The Itrax data can be used for inter-core correlations, event stratigraphy (ash layers, turbidites, ice-rafted debris, atomic bomb testing), pollution histories (leaded gasoline, localized contaminants), proxies for paleoclimate research, and help in determining relative grain size (turbidites) and water and organic matter content.
We can run samples for you or train you to run them yourself. Our knowledgeable staff can also assist with data reduction and interpretation if you are not familiar with XRF data and the Itrax software.
What can be run on the Itrax Corescanner:
Split sediment cores
...Any sample up to 180cm long by 12cm wide by 6cm high/thick
An image of a carbonate rich core with x-ray and graph of Fe overlayed.
Sediment Lab: We do grain size analysis using a Micromeritics Sedigraph 5100 paired with the MasterTech 51 sampling carousel that allows for grain size measurement below 63 microns (down to 0.8 microns). We also have an ATM L3P Sonic Sifter for separating the coarse fraction of sediments into multiple size fractions. When used together, we can generate a grain size profile for any sediment sample. We also have a UIC CM5012 CO2 Coulometer paired with an AutomateFX sampling carousel that allows us to process almost 100 samples for total inorganic carbon per day.
We recently added several automated sample washing stations that each allow for up to eight disaggregated sediment samples to be wet sieved at one time!
If you are interested in borrowing any field equipment, please contact the Repository Curator .
MST: A second, older GeoTek mutlisensor track (#12) is available to go to sea. It includes a gamma-ray attenuation porosity evaluator (GRAPE) and compressional wave (P-wave) logger devices that measure bulk density, porosity, sonic velocity, and magnetic susceptibility.
Orange-peel Grab: This hollow metal ball, one foot in diameter, can be lowered to the ocean floor and closes when it hits the ground, capturing any soft sediments (and small rocks) below it.

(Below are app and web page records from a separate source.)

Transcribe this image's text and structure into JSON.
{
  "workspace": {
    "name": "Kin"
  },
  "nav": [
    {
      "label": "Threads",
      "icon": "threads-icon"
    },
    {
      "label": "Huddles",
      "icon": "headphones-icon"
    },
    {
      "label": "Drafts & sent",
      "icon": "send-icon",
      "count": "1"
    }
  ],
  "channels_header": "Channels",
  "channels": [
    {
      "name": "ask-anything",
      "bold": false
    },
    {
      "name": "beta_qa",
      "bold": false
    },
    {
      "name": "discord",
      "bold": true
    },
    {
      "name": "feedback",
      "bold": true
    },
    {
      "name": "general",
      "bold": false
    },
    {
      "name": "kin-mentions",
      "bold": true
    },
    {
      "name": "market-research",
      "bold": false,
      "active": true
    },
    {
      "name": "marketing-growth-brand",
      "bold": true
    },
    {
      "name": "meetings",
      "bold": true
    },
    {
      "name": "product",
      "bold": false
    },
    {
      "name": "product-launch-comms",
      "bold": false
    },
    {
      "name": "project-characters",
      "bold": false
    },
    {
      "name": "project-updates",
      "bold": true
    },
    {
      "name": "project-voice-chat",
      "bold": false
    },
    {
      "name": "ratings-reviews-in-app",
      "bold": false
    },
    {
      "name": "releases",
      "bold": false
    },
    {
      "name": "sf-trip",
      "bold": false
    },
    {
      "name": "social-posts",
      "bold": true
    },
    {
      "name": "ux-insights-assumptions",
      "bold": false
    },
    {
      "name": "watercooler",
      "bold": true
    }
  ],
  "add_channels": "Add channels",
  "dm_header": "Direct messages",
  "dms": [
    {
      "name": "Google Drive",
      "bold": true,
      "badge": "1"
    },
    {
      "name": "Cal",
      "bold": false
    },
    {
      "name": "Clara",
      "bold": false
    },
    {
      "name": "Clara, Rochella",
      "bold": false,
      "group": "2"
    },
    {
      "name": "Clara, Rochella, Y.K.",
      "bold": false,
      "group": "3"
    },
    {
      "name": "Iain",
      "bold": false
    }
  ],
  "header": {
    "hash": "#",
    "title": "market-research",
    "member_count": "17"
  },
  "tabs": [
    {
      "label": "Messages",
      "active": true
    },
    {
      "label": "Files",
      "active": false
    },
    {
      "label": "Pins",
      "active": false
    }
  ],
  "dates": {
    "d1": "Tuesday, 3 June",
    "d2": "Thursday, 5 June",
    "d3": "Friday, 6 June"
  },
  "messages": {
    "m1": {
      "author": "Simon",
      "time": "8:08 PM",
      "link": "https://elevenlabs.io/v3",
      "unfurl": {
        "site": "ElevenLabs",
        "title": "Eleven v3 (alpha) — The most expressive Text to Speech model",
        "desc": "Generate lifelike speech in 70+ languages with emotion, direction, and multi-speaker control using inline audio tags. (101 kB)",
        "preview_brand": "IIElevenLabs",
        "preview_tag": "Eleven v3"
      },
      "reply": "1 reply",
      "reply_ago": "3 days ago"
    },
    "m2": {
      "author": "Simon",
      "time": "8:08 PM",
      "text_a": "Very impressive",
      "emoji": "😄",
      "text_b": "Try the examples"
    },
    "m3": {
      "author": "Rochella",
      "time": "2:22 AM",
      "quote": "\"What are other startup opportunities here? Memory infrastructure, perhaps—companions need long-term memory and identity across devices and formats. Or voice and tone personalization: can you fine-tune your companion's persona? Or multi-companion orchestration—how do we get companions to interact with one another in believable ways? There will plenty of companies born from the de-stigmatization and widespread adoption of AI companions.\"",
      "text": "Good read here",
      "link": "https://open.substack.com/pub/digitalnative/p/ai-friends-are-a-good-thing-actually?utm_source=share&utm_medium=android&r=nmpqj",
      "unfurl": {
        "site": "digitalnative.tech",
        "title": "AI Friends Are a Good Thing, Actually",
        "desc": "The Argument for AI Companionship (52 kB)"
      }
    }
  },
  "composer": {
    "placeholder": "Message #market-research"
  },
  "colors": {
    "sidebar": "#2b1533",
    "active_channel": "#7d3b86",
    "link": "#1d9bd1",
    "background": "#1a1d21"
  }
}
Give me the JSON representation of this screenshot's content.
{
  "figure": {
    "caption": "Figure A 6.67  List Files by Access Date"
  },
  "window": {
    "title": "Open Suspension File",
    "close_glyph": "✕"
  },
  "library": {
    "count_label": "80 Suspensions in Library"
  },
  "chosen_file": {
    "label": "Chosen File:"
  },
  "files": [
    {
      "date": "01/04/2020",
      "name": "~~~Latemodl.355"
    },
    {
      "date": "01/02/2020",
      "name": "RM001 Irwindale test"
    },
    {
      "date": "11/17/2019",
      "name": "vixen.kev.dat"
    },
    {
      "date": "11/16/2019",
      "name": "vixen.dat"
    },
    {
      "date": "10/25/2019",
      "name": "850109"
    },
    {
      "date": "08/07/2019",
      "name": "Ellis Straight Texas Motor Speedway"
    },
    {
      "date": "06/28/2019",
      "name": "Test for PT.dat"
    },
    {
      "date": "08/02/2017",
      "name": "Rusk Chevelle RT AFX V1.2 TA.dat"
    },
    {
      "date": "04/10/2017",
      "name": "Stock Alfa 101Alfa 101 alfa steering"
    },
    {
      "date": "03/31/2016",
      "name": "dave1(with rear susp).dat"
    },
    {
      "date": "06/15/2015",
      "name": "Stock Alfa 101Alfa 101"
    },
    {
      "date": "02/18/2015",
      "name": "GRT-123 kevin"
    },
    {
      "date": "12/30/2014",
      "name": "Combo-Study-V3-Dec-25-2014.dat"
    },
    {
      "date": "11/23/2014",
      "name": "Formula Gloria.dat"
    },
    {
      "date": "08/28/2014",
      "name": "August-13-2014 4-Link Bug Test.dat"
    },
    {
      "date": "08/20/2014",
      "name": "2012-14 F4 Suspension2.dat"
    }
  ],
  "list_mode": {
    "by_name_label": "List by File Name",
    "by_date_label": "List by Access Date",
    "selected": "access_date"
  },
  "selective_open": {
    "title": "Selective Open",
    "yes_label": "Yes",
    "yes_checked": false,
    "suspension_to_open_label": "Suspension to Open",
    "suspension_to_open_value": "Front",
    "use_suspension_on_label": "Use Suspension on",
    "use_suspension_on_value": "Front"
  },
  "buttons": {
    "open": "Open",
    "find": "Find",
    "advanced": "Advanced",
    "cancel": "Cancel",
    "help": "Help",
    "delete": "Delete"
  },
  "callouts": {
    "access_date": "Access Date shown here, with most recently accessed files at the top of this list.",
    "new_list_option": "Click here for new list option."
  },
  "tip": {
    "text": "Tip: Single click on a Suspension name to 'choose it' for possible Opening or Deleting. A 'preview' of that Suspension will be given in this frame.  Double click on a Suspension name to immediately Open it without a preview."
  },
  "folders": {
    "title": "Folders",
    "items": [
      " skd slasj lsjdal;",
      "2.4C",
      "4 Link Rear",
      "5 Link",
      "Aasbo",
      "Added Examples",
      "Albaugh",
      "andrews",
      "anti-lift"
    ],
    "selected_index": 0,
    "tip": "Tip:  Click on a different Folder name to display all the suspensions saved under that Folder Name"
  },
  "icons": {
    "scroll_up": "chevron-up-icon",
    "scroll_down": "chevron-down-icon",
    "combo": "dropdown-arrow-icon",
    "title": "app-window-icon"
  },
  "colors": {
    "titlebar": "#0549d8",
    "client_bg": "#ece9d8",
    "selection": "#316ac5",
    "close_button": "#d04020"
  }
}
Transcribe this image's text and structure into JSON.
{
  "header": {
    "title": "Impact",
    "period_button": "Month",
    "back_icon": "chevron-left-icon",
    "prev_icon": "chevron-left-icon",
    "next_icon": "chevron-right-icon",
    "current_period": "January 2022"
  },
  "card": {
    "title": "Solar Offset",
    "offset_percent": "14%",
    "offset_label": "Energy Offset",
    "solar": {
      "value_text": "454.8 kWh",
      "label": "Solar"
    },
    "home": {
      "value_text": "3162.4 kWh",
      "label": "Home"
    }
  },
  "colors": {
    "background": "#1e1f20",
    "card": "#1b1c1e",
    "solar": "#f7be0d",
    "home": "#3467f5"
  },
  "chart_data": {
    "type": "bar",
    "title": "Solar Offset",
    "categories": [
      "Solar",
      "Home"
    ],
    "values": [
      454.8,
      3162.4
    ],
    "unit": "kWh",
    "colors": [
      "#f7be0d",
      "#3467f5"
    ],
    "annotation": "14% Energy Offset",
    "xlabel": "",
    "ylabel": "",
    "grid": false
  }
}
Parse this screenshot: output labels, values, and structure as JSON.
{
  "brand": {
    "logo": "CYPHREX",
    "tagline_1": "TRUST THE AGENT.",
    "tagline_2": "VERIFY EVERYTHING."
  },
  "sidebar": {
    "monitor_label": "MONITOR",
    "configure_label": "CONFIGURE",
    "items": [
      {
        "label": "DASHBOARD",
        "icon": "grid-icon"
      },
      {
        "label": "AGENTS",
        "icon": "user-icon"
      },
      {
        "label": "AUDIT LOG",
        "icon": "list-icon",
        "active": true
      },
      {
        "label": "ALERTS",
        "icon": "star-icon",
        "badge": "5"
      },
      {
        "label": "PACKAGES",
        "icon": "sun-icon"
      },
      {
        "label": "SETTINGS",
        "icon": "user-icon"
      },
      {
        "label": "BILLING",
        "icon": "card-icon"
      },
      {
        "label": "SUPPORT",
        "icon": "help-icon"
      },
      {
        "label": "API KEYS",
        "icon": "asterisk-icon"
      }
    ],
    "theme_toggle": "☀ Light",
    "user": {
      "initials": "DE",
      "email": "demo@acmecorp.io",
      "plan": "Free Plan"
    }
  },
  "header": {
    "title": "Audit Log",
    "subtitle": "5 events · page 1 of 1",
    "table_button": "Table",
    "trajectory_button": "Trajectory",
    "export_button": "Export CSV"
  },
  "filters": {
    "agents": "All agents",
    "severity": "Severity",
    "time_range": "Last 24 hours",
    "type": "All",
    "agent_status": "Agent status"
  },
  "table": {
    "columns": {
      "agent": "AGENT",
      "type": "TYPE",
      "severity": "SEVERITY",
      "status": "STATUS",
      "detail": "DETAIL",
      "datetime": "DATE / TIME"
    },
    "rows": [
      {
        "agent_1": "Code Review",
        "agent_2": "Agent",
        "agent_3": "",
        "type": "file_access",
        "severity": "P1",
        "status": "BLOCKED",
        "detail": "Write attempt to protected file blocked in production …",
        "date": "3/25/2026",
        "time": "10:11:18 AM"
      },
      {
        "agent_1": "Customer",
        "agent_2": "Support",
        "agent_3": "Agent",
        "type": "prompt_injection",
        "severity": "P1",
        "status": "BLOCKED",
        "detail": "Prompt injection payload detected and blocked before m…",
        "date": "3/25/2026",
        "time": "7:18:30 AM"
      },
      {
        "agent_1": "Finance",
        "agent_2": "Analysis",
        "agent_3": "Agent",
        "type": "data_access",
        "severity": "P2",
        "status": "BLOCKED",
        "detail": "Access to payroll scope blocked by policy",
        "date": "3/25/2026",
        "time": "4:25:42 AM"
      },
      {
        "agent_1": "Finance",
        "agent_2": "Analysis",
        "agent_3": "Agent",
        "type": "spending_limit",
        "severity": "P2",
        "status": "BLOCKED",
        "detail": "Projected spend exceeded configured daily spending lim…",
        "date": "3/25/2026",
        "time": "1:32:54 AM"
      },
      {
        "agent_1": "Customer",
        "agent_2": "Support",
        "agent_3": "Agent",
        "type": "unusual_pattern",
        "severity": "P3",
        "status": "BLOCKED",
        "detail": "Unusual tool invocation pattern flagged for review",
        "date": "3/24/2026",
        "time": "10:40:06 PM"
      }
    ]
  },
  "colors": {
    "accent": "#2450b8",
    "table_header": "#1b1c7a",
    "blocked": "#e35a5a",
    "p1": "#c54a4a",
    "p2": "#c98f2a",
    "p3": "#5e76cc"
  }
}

Dredge Net: A 3 foot by 4 foot heavy chain-link 'bag' for dragging along the ocean bottom to collect rock samples.
A dredge net and its recently collected samples